DATASET RECORDS below:

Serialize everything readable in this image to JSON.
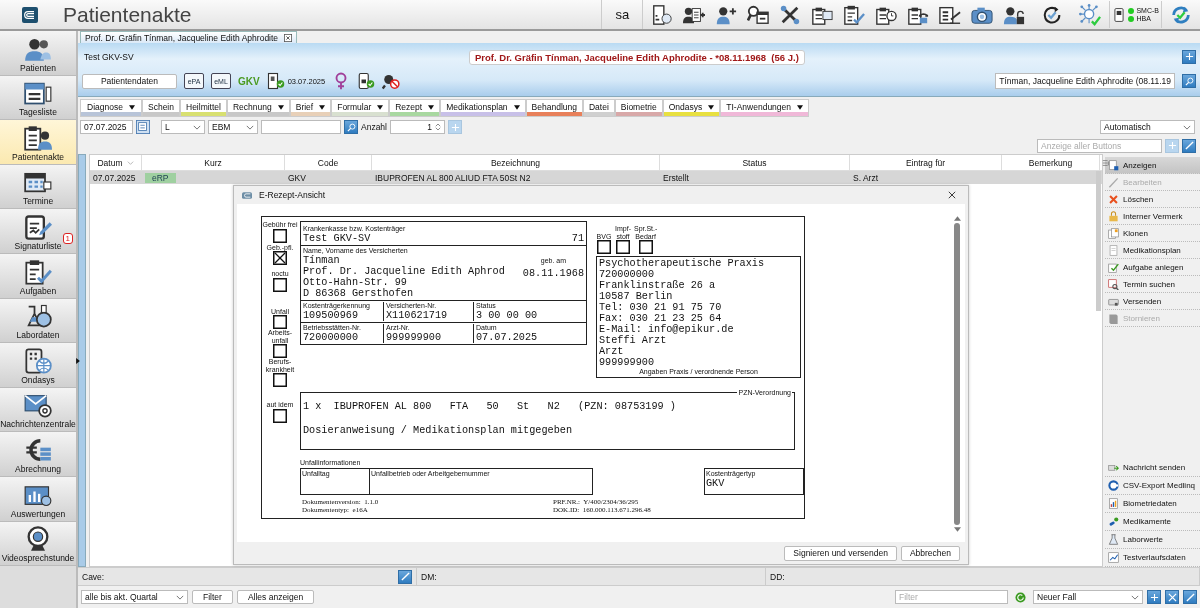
{
  "app": {
    "title": "Patientenakte",
    "user": "sa"
  },
  "status_lights": [
    {
      "label": "SMC-B",
      "on": true
    },
    {
      "label": "HBA",
      "on": true
    }
  ],
  "sidebar": {
    "items": [
      {
        "label": "Patienten",
        "selected": false
      },
      {
        "label": "Tagesliste",
        "selected": false
      },
      {
        "label": "Patientenakte",
        "selected": true
      },
      {
        "label": "Termine",
        "selected": false
      },
      {
        "label": "Signaturliste",
        "selected": false,
        "badge": "1"
      },
      {
        "label": "Aufgaben",
        "selected": false
      },
      {
        "label": "Labordaten",
        "selected": false
      },
      {
        "label": "Ondasys",
        "selected": false
      },
      {
        "label": "Nachrichtenzentrale",
        "selected": false
      },
      {
        "label": "Abrechnung",
        "selected": false
      },
      {
        "label": "Auswertungen",
        "selected": false
      },
      {
        "label": "Videosprechstunde",
        "selected": false
      }
    ]
  },
  "document_tab": {
    "label": "Prof. Dr. Gräfin Tínman, Jacqueline Edith Aphrodite"
  },
  "header": {
    "insurance": "Test GKV-SV",
    "banner": "Prof. Dr. Gräfin Tínman, Jacqueline Edith Aphrodite - *08.11.1968  (56 J.)",
    "patient_data_button": "Patientendaten",
    "epa": "ePA",
    "eml": "eML",
    "insurance_type": "GKV",
    "card_date": "03.07.2025",
    "patient_search": "Tínman, Jacqueline Edith Aphrodite (08.11.19"
  },
  "menu": [
    {
      "label": "Diagnose",
      "dropdown": true,
      "color": "#b8c4d8"
    },
    {
      "label": "Schein",
      "dropdown": false,
      "color": "#c8c8c8"
    },
    {
      "label": "Heilmittel",
      "dropdown": false,
      "color": "#d8e070"
    },
    {
      "label": "Rechnung",
      "dropdown": true,
      "color": "#c8c8c8"
    },
    {
      "label": "Brief",
      "dropdown": true,
      "color": "#e8d0b8"
    },
    {
      "label": "Formular",
      "dropdown": true,
      "color": "#d8e0d0"
    },
    {
      "label": "Rezept",
      "dropdown": true,
      "color": "#a8d8a0"
    },
    {
      "label": "Medikationsplan",
      "dropdown": true,
      "color": "#c8c0e8"
    },
    {
      "label": "Behandlung",
      "dropdown": false,
      "color": "#e8805a"
    },
    {
      "label": "Datei",
      "dropdown": false,
      "color": "#d0d0d0"
    },
    {
      "label": "Biometrie",
      "dropdown": false,
      "color": "#d8a8a8"
    },
    {
      "label": "Ondasys",
      "dropdown": true,
      "color": "#e8e040"
    },
    {
      "label": "TI-Anwendungen",
      "dropdown": true,
      "color": "#f0b8d8"
    }
  ],
  "filter": {
    "date": "07.07.2025",
    "type": "L",
    "catalog": "EBM",
    "count_label": "Anzahl",
    "count": "1",
    "view": "Automatisch",
    "buttons_placeholder": "Anzeige aller Buttons"
  },
  "table": {
    "columns": [
      "Datum",
      "Kurz",
      "Code",
      "Bezeichnung",
      "Status",
      "Eintrag für",
      "Bemerkung"
    ],
    "rows": [
      {
        "date": "07.07.2025",
        "short": "eRP",
        "code": "GKV",
        "description": "IBUPROFEN AL 800 ALIUD FTA 50St N2",
        "status": "Erstellt",
        "entry_for": "S. Arzt",
        "selected": true
      }
    ]
  },
  "actions": [
    {
      "label": "Anzeigen",
      "selected": true,
      "disabled": false
    },
    {
      "label": "Bearbeiten",
      "selected": false,
      "disabled": true
    },
    {
      "label": "Löschen",
      "selected": false,
      "disabled": false
    },
    {
      "label": "Interner Vermerk",
      "selected": false,
      "disabled": false
    },
    {
      "label": "Klonen",
      "selected": false,
      "disabled": false
    },
    {
      "label": "Medikationsplan",
      "selected": false,
      "disabled": false
    },
    {
      "label": "Aufgabe anlegen",
      "selected": false,
      "disabled": false
    },
    {
      "label": "Termin suchen",
      "selected": false,
      "disabled": false
    },
    {
      "label": "Versenden",
      "selected": false,
      "disabled": false
    },
    {
      "label": "Stornieren",
      "selected": false,
      "disabled": true
    }
  ],
  "extra_actions": [
    "Nachricht senden",
    "CSV-Export Medlinq",
    "Biometriedaten",
    "Medikamente",
    "Laborwerte",
    "Testverlaufsdaten"
  ],
  "dialog": {
    "title": "E-Rezept-Ansicht",
    "left_checkboxes": [
      {
        "label": "Gebühr frei",
        "checked": false
      },
      {
        "label": "Geb.-pfl.",
        "checked": true
      },
      {
        "label": "noctu",
        "checked": false
      },
      {
        "label": "Unfall",
        "checked": false
      },
      {
        "label": "Arbeits-unfall",
        "checked": false
      },
      {
        "label": "Berufs-krankheit",
        "checked": false
      },
      {
        "label": "aut idem",
        "checked": false
      }
    ],
    "top_checkboxes": [
      {
        "label": "BVG",
        "checked": false
      },
      {
        "label": "Impf-stoff",
        "checked": false
      },
      {
        "label": "Spr.St.-Bedarf",
        "checked": false
      }
    ],
    "insurer_label": "Krankenkasse bzw. Kostenträger",
    "insurer": "Test GKV-SV",
    "insurer_code": "71",
    "name_label": "Name, Vorname des Versicherten",
    "birth_label": "geb. am",
    "patient_lines": [
      "Tínman",
      "Prof. Dr. Jacqueline Edith Aphrod",
      "Otto-Hahn-Str. 99",
      "D 86368 Gersthofen"
    ],
    "birth_date": "08.11.1968",
    "ids": [
      [
        {
          "label": "Kostenträgerkennung",
          "value": "109500969"
        },
        {
          "label": "Versicherten-Nr.",
          "value": "X110621719"
        },
        {
          "label": "Status",
          "value": "3 00 00 00"
        }
      ],
      [
        {
          "label": "Betriebsstätten-Nr.",
          "value": "720000000"
        },
        {
          "label": "Arzt-Nr.",
          "value": "999999900"
        },
        {
          "label": "Datum",
          "value": "07.07.2025"
        }
      ]
    ],
    "practice_lines": [
      "Psychotherapeutische Praxis",
      "720000000",
      "Franklinstraße 26 a",
      "10587  Berlin",
      "Tel: 030 21 91 75 70",
      "Fax: 030 21 23 25 64",
      "E-Mail: info@epikur.de",
      "Steffi Arzt",
      "Arzt",
      "999999900"
    ],
    "practice_caption": "Angaben Praxis / verordnende Person",
    "pzn_label": "PZN-Verordnung",
    "prescription": "1 x  IBUPROFEN AL 800   FTA   50   St   N2   (PZN: 08753199 )",
    "dosage": "Dosieranweisung / Medikationsplan mitgegeben",
    "accident_label": "Unfallinformationen",
    "accident_day_label": "Unfalltag",
    "accident_company_label": "Unfallbetrieb oder Arbeitgebernummer",
    "payer_type_label": "Kostenträgertyp",
    "payer_type": "GKV",
    "meta_left": [
      "Dokumentenversion:  1.1.0",
      "Dokumententyp:  e16A"
    ],
    "meta_right": [
      "PRF.NR.:  Y/400/2304/36/295",
      "DOK.ID:  160.000.113.671.296.48"
    ],
    "buttons": [
      "Signieren und versenden",
      "Abbrechen"
    ]
  },
  "info_bar": {
    "cave": "Cave:",
    "dm": "DM:",
    "dd": "DD:"
  },
  "footer": {
    "period": "alle bis akt. Quartal",
    "filter_button": "Filter",
    "show_all_button": "Alles anzeigen",
    "filter_placeholder": "Filter",
    "case": "Neuer Fall"
  }
}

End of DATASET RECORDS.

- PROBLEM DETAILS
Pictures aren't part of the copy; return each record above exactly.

- COMPLETED TASK
Serialize everything readable in this image to JSON.
{
  "app": {
    "title": "Patientenakte",
    "user": "sa"
  },
  "status_lights": [
    {
      "label": "SMC-B",
      "on": true
    },
    {
      "label": "HBA",
      "on": true
    }
  ],
  "sidebar": {
    "items": [
      {
        "label": "Patienten",
        "selected": false
      },
      {
        "label": "Tagesliste",
        "selected": false
      },
      {
        "label": "Patientenakte",
        "selected": true
      },
      {
        "label": "Termine",
        "selected": false
      },
      {
        "label": "Signaturliste",
        "selected": false,
        "badge": "1"
      },
      {
        "label": "Aufgaben",
        "selected": false
      },
      {
        "label": "Labordaten",
        "selected": false
      },
      {
        "label": "Ondasys",
        "selected": false
      },
      {
        "label": "Nachrichtenzentrale",
        "selected": false
      },
      {
        "label": "Abrechnung",
        "selected": false
      },
      {
        "label": "Auswertungen",
        "selected": false
      },
      {
        "label": "Videosprechstunde",
        "selected": false
      }
    ]
  },
  "document_tab": {
    "label": "Prof. Dr. Gräfin Tínman, Jacqueline Edith Aphrodite"
  },
  "header": {
    "insurance": "Test GKV-SV",
    "banner": "Prof. Dr. Gräfin Tínman, Jacqueline Edith Aphrodite - *08.11.1968  (56 J.)",
    "patient_data_button": "Patientendaten",
    "epa": "ePA",
    "eml": "eML",
    "insurance_type": "GKV",
    "card_date": "03.07.2025",
    "patient_search": "Tínman, Jacqueline Edith Aphrodite (08.11.19"
  },
  "menu": [
    {
      "label": "Diagnose",
      "dropdown": true,
      "color": "#b8c4d8"
    },
    {
      "label": "Schein",
      "dropdown": false,
      "color": "#c8c8c8"
    },
    {
      "label": "Heilmittel",
      "dropdown": false,
      "color": "#d8e070"
    },
    {
      "label": "Rechnung",
      "dropdown": true,
      "color": "#c8c8c8"
    },
    {
      "label": "Brief",
      "dropdown": true,
      "color": "#e8d0b8"
    },
    {
      "label": "Formular",
      "dropdown": true,
      "color": "#d8e0d0"
    },
    {
      "label": "Rezept",
      "dropdown": true,
      "color": "#a8d8a0"
    },
    {
      "label": "Medikationsplan",
      "dropdown": true,
      "color": "#c8c0e8"
    },
    {
      "label": "Behandlung",
      "dropdown": false,
      "color": "#e8805a"
    },
    {
      "label": "Datei",
      "dropdown": false,
      "color": "#d0d0d0"
    },
    {
      "label": "Biometrie",
      "dropdown": false,
      "color": "#d8a8a8"
    },
    {
      "label": "Ondasys",
      "dropdown": true,
      "color": "#e8e040"
    },
    {
      "label": "TI-Anwendungen",
      "dropdown": true,
      "color": "#f0b8d8"
    }
  ],
  "filter": {
    "date": "07.07.2025",
    "type": "L",
    "catalog": "EBM",
    "count_label": "Anzahl",
    "count": "1",
    "view": "Automatisch",
    "buttons_placeholder": "Anzeige aller Buttons"
  },
  "table": {
    "columns": [
      "Datum",
      "Kurz",
      "Code",
      "Bezeichnung",
      "Status",
      "Eintrag für",
      "Bemerkung"
    ],
    "rows": [
      {
        "date": "07.07.2025",
        "short": "eRP",
        "code": "GKV",
        "description": "IBUPROFEN AL 800 ALIUD FTA 50St N2",
        "status": "Erstellt",
        "entry_for": "S. Arzt",
        "selected": true
      }
    ]
  },
  "actions": [
    {
      "label": "Anzeigen",
      "selected": true,
      "disabled": false
    },
    {
      "label": "Bearbeiten",
      "selected": false,
      "disabled": true
    },
    {
      "label": "Löschen",
      "selected": false,
      "disabled": false
    },
    {
      "label": "Interner Vermerk",
      "selected": false,
      "disabled": false
    },
    {
      "label": "Klonen",
      "selected": false,
      "disabled": false
    },
    {
      "label": "Medikationsplan",
      "selected": false,
      "disabled": false
    },
    {
      "label": "Aufgabe anlegen",
      "selected": false,
      "disabled": false
    },
    {
      "label": "Termin suchen",
      "selected": false,
      "disabled": false
    },
    {
      "label": "Versenden",
      "selected": false,
      "disabled": false
    },
    {
      "label": "Stornieren",
      "selected": false,
      "disabled": true
    }
  ],
  "extra_actions": [
    "Nachricht senden",
    "CSV-Export Medlinq",
    "Biometriedaten",
    "Medikamente",
    "Laborwerte",
    "Testverlaufsdaten"
  ],
  "dialog": {
    "title": "E-Rezept-Ansicht",
    "left_checkboxes": [
      {
        "label": "Gebühr frei",
        "checked": false
      },
      {
        "label": "Geb.-pfl.",
        "checked": true
      },
      {
        "label": "noctu",
        "checked": false
      },
      {
        "label": "Unfall",
        "checked": false
      },
      {
        "label": "Arbeits-unfall",
        "checked": false
      },
      {
        "label": "Berufs-krankheit",
        "checked": false
      },
      {
        "label": "aut idem",
        "checked": false
      }
    ],
    "top_checkboxes": [
      {
        "label": "BVG",
        "checked": false
      },
      {
        "label": "Impf-stoff",
        "checked": false
      },
      {
        "label": "Spr.St.-Bedarf",
        "checked": false
      }
    ],
    "insurer_label": "Krankenkasse bzw. Kostenträger",
    "insurer": "Test GKV-SV",
    "insurer_code": "71",
    "name_label": "Name, Vorname des Versicherten",
    "birth_label": "geb. am",
    "patient_lines": [
      "Tínman",
      "Prof. Dr. Jacqueline Edith Aphrod",
      "Otto-Hahn-Str. 99",
      "D 86368 Gersthofen"
    ],
    "birth_date": "08.11.1968",
    "ids": [
      [
        {
          "label": "Kostenträgerkennung",
          "value": "109500969"
        },
        {
          "label": "Versicherten-Nr.",
          "value": "X110621719"
        },
        {
          "label": "Status",
          "value": "3 00 00 00"
        }
      ],
      [
        {
          "label": "Betriebsstätten-Nr.",
          "value": "720000000"
        },
        {
          "label": "Arzt-Nr.",
          "value": "999999900"
        },
        {
          "label": "Datum",
          "value": "07.07.2025"
        }
      ]
    ],
    "practice_lines": [
      "Psychotherapeutische Praxis",
      "720000000",
      "Franklinstraße 26 a",
      "10587  Berlin",
      "Tel: 030 21 91 75 70",
      "Fax: 030 21 23 25 64",
      "E-Mail: info@epikur.de",
      "Steffi Arzt",
      "Arzt",
      "999999900"
    ],
    "practice_caption": "Angaben Praxis / verordnende Person",
    "pzn_label": "PZN-Verordnung",
    "prescription": "1 x  IBUPROFEN AL 800   FTA   50   St   N2   (PZN: 08753199 )",
    "dosage": "Dosieranweisung / Medikationsplan mitgegeben",
    "accident_label": "Unfallinformationen",
    "accident_day_label": "Unfalltag",
    "accident_company_label": "Unfallbetrieb oder Arbeitgebernummer",
    "payer_type_label": "Kostenträgertyp",
    "payer_type": "GKV",
    "meta_left": [
      "Dokumentenversion:  1.1.0",
      "Dokumententyp:  e16A"
    ],
    "meta_right": [
      "PRF.NR.:  Y/400/2304/36/295",
      "DOK.ID:  160.000.113.671.296.48"
    ],
    "buttons": [
      "Signieren und versenden",
      "Abbrechen"
    ]
  },
  "info_bar": {
    "cave": "Cave:",
    "dm": "DM:",
    "dd": "DD:"
  },
  "footer": {
    "period": "alle bis akt. Quartal",
    "filter_button": "Filter",
    "show_all_button": "Alles anzeigen",
    "filter_placeholder": "Filter",
    "case": "Neuer Fall"
  }
}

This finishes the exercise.